If she has the stomach feeding, she wouldn't need to wear mittens to stop her pulling out tubes.

And yes, best to cancel the care home contract - because Okaasan won't ever be going back to care home life. From now on it will be hospital units. But...and this is a crazy thing about health care insurance in Japan...she WILL have to return to the hospital unit of the care home...for a short time...and then (probably) back to the current hospital (which is in the same group).

This last point has nothing to do with care. It's all to do with health insurance rules in Japan. There's a 3 month limit on stays - I guess to stop hospitals keeping patients forever for money reasons. But, like all systems, the work around it is: move the patient out and then back in again....

Anyway.

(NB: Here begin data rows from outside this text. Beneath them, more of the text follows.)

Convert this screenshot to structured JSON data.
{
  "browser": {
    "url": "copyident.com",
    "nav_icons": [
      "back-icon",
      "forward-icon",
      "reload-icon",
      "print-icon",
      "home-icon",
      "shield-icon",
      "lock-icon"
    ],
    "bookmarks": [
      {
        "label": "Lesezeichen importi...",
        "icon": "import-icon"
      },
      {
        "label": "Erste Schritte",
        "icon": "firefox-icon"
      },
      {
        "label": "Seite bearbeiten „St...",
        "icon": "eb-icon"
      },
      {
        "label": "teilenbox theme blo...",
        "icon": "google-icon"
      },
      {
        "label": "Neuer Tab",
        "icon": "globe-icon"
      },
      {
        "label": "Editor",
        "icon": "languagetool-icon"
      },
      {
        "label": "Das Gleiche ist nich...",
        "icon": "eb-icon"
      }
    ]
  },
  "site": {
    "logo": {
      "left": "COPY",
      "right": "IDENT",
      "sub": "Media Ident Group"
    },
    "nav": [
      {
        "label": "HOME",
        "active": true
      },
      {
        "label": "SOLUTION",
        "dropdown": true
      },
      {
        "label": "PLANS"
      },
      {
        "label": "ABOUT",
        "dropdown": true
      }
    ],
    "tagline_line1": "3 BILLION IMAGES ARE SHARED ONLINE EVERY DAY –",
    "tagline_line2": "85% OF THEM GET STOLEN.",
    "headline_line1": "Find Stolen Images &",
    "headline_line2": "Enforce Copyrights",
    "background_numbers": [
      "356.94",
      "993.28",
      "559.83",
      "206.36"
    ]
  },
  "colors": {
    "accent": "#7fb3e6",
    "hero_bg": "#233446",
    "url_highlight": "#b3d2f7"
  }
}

The central question.๐Ÿ˜Ÿ

Dear Son decided: "No" to the stomach feeding tube, because a) Okaasan herself wouldn't support this idea and b) her problems this summer started because of stomach ulcers and bleeding, so it seems risky to start activating the stomach again.

So, that's what he hopes will happen. Back to arm/vein feeding, with the option to use the chest port again if that becomes possible. Ironically, the doctor said Okaasan has GAINED weight recently as the nutrition feeding has progressed.

It's such a hard subject. Food is a life essential, and feeding somebody you love is a given. Medical technology has created whole systems of ways to keep to body alive, but are they getting in the way of a natural course of events? I think yesterday's decision would have been easier if Okaasan had been lying in bed, unresponsive. But she wasn't. She was alert and happy.

So. That's where we are now.